He saw the difficulty I was having in trying to get in. He said, “I’ve got a clicker.” He clicked it, and suddenly the gate opened. He would never have opened the gate if I hadn’t acknowledged his presence and said to him, “Well done! You’re doing a good job.” That’s using our great capacity to love.

And the final one: A wee boy, a teenager, riding his bicycle where I was walking in a different area. I had seen him before, maybe once or twice. When I see him, I always say, “Hello, how are you? How’re you doing?” On this day I called out to him, and he kind of passed us. I called, “Oh, are you enjoying your summer holidays?”

He turned his bike around and comes back and, for the next ten minutes, unburdens the heaviness of his heart because he’s got so much trouble at home from parents, others as well. So, I’m just listening to him, and I said, “You know, if you pray to God…”

He said, “Oh, I pray all the time!”
“Good! Be strong in the Lord! Son, be strong in the Lord.” I said. You’d think I’d given him $1,000! He was so happy!

Before he went away, a thousand times he said, “Thank you.” He went away happy.

So those are just ordinary things. But, hold on. That’s what life is made up of: small, tiny things, day after day after day. Small things. Nothing big.

The biggest challenge, possibly, to “You have a great capacity to love” would be a quotation that I wrote down recently from Pope Benedict. He said, “You are indulgent with my shortcomings.” Wow. You are indulgent with my shortcomings. That’s a wonderful model; to be indulgent with somebody else’s shortcomings.

The compliment that the Reverend Mother gives to Maria – You have a great capacity for love – stems from when Jesus was given a wonderful compliment by His Father. When he came up out of the waters of the Jordan following His Baptism, He said, “You are My Beloved Son, with whom I am well pleased.”

Not just ‘pleased’, but ‘well pleased.’ What a wonderful God, giving his “five barley loaves and two fish” to His Son with that beautiful compliment.

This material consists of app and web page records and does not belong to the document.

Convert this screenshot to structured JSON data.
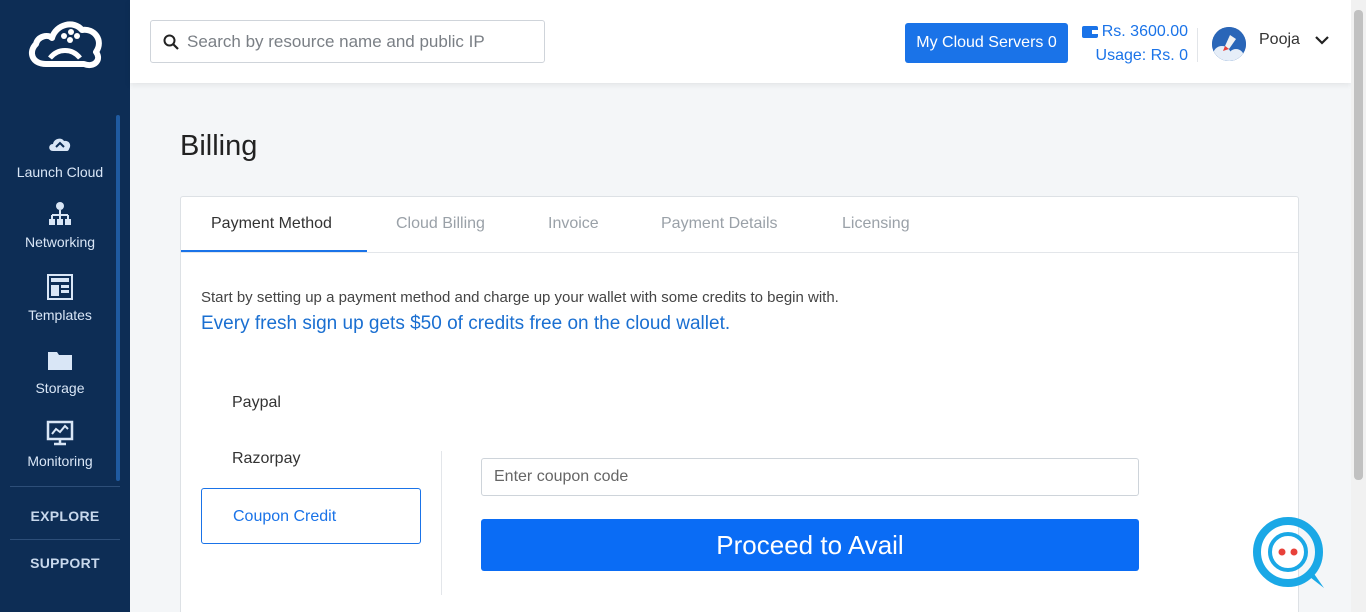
{
  "sidebar": {
    "items": [
      {
        "label": "Launch Cloud",
        "icon": "cloud-launch-icon"
      },
      {
        "label": "Networking",
        "icon": "network-icon"
      },
      {
        "label": "Templates",
        "icon": "templates-icon"
      },
      {
        "label": "Storage",
        "icon": "folder-icon"
      },
      {
        "label": "Monitoring",
        "icon": "monitor-icon"
      }
    ],
    "explore": "EXPLORE",
    "support": "SUPPORT"
  },
  "header": {
    "search_placeholder": "Search by resource name and public IP",
    "servers_button": "My Cloud Servers 0",
    "wallet_balance": "Rs. 3600.00",
    "usage": "Usage: Rs. 0",
    "user_name": "Pooja"
  },
  "page": {
    "title": "Billing",
    "tabs": [
      "Payment Method",
      "Cloud Billing",
      "Invoice",
      "Payment Details",
      "Licensing"
    ],
    "intro": "Start by setting up a payment method and charge up your wallet with some credits to begin with.",
    "promo": "Every fresh sign up gets $50 of credits free on the cloud wallet.",
    "payment_methods": [
      "Paypal",
      "Razorpay",
      "Coupon Credit"
    ],
    "coupon_placeholder": "Enter coupon code",
    "proceed_button": "Proceed to Avail"
  },
  "colors": {
    "sidebar_bg": "#0d2d55",
    "accent": "#1a73e8",
    "chat_bubble": "#1aa8e6",
    "chat_dots": "#e8413a"
  }
}
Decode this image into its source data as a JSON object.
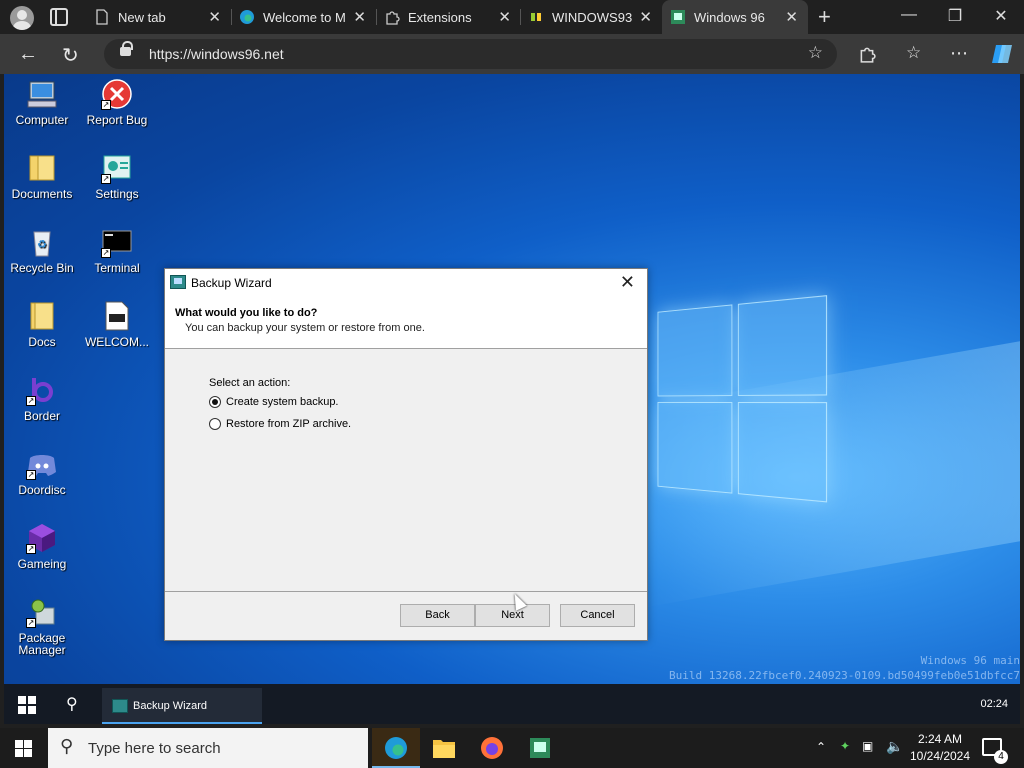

Would that every spouse could say, “You are my beloved wife, with whom this day I am well pleased.” “You are my beloved husband, with whom this day I am well pleased.” “You are my beloved parents with whom this day I am well pleased.” You are my beloved brother, …my beloved sister, with whom this day I am well pleased. Each of us has this great, great capacity for love.

So today, as we come to the table and receive the Eucharist, go back to your seat and just bow your heads and say, “Lord Jesus, I thank you for giving me this great capacity for love. Let me not be like the man who puts his $1,000 under the mattress. Lord, give me the grace to use the great capacity for love that you’ve given me; to use it, Lord, this day to offer somebody a word of encouragement, a word of compliment. Let me begin today, Lord. With You, Lord, I can do it. Without You, impossible. Amen.”